“In some communities, students are feeling increasing pressure that they’ve got to take AP everything – that they’re not going to have a chance unless they in effect take all college-level courses for three years while they’re in high school,” Farmer says in the accompanying video.
Farmer was contacted by a high-school PTA member who told him the school was seeing a surge in rising ninth-graders who wanted to take AP Chemistry.
“You’re 13 years old, your voice hasn’t changed yet, and you want to go in and take one of the hardest AP courses that a person can take because you think that if you don’t take it, you’re not going to have a chance with people like me,” he says.
So Farmer’s office conducted a study that plotted the number of AP courses a student took in high school against the student’s later academic performance at Carolina.

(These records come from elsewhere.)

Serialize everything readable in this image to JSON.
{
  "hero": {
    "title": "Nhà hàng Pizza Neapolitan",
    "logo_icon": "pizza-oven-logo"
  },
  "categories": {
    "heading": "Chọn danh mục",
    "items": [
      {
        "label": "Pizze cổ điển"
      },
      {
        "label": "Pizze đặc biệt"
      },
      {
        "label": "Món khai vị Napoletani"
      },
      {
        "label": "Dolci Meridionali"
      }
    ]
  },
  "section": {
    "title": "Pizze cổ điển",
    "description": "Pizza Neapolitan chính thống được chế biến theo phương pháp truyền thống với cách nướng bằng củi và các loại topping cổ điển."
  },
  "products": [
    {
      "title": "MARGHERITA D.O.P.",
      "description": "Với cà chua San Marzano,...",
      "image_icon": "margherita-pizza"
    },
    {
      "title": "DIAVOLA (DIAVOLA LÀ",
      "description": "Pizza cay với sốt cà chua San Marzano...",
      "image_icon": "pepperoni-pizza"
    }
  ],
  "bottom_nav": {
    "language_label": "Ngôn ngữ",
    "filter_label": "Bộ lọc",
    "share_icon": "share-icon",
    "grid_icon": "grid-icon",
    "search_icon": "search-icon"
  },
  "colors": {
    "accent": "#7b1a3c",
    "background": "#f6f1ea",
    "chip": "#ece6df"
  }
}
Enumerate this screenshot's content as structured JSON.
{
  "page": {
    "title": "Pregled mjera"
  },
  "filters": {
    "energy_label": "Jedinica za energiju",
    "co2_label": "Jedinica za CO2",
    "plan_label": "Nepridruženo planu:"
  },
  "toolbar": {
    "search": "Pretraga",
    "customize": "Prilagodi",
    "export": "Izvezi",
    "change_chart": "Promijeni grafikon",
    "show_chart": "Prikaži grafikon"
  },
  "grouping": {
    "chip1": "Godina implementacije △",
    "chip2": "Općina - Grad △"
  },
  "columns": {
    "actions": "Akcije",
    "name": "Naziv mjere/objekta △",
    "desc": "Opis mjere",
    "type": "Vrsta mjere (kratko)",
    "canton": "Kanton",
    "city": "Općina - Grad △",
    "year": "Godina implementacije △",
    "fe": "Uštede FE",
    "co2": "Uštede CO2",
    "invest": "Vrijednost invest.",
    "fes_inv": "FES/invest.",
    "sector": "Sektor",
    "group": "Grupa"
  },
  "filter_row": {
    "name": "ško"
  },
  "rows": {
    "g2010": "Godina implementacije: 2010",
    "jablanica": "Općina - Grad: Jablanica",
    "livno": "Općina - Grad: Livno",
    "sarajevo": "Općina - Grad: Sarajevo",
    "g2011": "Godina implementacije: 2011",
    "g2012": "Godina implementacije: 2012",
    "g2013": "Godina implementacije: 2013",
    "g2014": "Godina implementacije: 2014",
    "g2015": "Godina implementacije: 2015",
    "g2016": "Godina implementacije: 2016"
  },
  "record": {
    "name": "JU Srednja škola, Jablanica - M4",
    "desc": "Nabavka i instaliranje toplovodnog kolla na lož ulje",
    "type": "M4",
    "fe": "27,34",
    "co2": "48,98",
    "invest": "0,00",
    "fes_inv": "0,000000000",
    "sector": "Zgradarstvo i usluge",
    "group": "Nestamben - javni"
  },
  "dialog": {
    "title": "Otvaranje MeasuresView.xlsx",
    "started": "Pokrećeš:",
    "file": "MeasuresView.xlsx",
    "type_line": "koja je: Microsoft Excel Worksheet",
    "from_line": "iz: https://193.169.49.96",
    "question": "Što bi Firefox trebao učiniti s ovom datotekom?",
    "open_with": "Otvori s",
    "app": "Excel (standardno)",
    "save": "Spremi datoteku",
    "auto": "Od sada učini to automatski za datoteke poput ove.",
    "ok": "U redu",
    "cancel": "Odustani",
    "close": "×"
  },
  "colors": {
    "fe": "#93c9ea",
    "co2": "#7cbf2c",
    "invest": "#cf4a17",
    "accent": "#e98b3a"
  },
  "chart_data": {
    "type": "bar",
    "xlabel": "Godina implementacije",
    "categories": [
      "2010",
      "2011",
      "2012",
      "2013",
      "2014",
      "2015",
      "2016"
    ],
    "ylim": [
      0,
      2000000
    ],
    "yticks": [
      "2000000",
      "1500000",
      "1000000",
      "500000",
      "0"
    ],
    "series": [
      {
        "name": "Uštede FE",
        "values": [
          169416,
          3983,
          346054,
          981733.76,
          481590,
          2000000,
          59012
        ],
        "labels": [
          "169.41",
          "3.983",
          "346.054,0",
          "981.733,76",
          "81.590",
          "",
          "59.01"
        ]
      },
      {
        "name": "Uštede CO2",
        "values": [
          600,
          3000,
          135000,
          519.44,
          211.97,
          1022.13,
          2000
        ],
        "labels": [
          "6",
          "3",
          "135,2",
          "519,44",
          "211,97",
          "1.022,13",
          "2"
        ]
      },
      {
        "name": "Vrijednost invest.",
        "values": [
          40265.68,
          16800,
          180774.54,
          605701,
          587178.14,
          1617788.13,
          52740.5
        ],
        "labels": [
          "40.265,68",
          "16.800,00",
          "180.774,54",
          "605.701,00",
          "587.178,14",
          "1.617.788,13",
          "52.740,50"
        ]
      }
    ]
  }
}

“Up to about five or six (courses), there’s a strong correlation between more and better,” he says. “But once you got to five and six … more didn’t equal better.”
As a result, UNC Chapel Hill has de-emphasized the importance of AP courses in its admissions process.
“We hope that this has taken some pressure off of young people,” Farmer says. “You don’t have to sacrifice your friends. You don’t have to sacrifice sleep. You don’t have to forego other things that would make you a better person, arguably a better student in the long run….
“If there’s something else you want to do more – if you want to work in your community, if you want take care of your little sister, if you want to learn how to play the banjo, if you want to lie out in the meadow and look up at the stars and wonder why we’re here and where you’re going – if those things are more important to you than taking AP everything, then have at it.”